Music motivates children and teaches them that if they work hard at something, they will get gradually better. But neuroscience shows that music can also change the structure of children’s brains.
Of all hobbies and activities, music is the only one that can increase children’s IQs by up to 7.5 points if they start at the age of about two and continue for six years. Even one year’s music training before the age of seven, when the brain is at its most malleable, can boost IQs by three points. Neural pathways are laid down before the age of seven and while you can still get the benefits later, they won’t be as “hard-wired” into the brain. You also have to do more than simply listen to music to get these benefits.

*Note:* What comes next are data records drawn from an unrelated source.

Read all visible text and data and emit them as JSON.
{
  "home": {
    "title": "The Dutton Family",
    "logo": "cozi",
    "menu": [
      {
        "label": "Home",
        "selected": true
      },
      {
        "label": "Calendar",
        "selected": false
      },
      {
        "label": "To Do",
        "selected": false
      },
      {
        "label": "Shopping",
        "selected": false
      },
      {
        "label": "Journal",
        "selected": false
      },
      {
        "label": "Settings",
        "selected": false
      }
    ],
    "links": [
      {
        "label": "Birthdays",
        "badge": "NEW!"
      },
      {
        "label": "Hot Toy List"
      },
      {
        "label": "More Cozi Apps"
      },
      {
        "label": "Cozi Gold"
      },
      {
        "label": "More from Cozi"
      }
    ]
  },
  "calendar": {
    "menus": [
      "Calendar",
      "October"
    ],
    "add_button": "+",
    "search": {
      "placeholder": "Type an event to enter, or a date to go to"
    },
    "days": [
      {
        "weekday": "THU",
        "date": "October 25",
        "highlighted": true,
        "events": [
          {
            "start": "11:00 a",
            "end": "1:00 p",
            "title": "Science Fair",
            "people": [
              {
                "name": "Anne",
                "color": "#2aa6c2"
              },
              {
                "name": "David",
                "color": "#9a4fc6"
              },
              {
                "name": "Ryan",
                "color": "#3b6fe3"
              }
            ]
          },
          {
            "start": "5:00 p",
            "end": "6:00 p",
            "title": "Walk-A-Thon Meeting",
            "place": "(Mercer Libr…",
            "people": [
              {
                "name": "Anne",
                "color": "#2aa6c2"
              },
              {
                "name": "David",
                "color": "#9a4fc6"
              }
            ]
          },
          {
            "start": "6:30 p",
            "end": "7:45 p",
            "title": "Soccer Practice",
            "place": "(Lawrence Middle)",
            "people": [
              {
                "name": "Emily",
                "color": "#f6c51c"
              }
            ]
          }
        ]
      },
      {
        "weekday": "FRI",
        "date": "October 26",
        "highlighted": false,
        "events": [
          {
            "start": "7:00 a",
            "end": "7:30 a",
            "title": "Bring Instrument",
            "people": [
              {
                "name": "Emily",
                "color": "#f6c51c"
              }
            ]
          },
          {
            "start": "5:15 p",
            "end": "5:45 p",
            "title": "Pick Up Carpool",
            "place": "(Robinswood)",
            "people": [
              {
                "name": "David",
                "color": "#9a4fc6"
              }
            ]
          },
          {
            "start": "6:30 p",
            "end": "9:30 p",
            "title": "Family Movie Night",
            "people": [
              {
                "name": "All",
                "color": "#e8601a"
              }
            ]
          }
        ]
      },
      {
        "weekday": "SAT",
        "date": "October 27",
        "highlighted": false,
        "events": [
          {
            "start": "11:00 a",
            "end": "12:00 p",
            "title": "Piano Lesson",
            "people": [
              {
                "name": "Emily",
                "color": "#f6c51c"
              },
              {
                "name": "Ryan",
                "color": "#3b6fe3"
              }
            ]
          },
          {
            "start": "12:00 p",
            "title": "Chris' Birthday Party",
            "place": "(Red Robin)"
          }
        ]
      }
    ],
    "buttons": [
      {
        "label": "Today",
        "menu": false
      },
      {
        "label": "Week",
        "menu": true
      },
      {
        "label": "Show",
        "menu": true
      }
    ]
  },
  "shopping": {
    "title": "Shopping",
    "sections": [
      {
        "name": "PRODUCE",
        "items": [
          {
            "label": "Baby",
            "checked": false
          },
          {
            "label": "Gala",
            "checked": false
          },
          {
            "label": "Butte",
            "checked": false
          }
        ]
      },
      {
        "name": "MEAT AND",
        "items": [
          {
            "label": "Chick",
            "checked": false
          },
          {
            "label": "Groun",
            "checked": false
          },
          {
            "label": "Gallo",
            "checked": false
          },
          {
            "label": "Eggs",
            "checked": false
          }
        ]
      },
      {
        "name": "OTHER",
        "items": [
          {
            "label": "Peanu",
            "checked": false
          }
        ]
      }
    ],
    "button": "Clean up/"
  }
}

It’s the doing that counts – not just banging a drum in toddler class but learning about note length, pitch and musical time, as well as singing in the younger years and progressing to learning an instrument as soon as a child is big enough to hold one.
‘Music have remarkable effects on children’s brains’. That’s what Finnish-born songwriter Liisa Henriksson-Macaulay discovered when she set out to research the effect of music on children’s brains. Over six years, she combed through 1,200 scientific studies. “I couldn’t believe that scientists seemed to know something parents didn’t – that music had remarkable effects on children’s brains, especially if started early,” she says.
The result was her book The Music Miracle (Earnest House, £16.99). Liisa discovered that after only 15 months of music education, the results were clearly visible in brain scans. The connections between the left and right-hand sides of the brain had improved and those areas controlling spatial sense, maths and language ability had been strengthened. There’s also a strong link between music and reading. In one experiment at a school in Switzerland, five hours a week of reading and maths was replaced by music for half the class.
Those doing music overtook the other pupils in reading and equalled their scores in maths. Studies have shown that children who learn to play an instrument also have better spatial and geometric skills. Research also shows that children who make music have superior life skills, are better at recognising and processing emotions and are more likely to be socially included. They also have better memories, higher self-esteem and even better physical fitness – singing and wind instruments are particularly associated with higher lung capacity. To cap it all, they are happier.
And all these benefits can be long-lasting. Scientists in China scanned the brains of young adults who’d had musical training as children and found that those who started before the age of seven had strengthened the brain regions in charge of language and had better executive function as well as the ability to think ahead, concentrate and organise themselves. “Studies show that all it takes is less than 60 minutes of music study a week – and no pushy parenting is needed,” says Liisa.
Children at Langley Hall get 90 minutes of music a week, taught by a rota of 23 specialist teachers overseen by head of music John Halsey, who was tempted out of retirement by Sally’s vision. “It’s an amazing place in many ways,” he says. “You see children coming in a little wild, but that energy is soon channelled into something positive. We recently held a concert by a professional violinist, and the parents said their kids had dragged them along.
“When he said, ‘Now I’m going to play some Vivaldi,’ there was a whisper of voices around the room saying, ‘Storm! It’s going to be Storm.’ How many other eight year olds would even know about Vivaldi, let alone be enthusiastic about it?”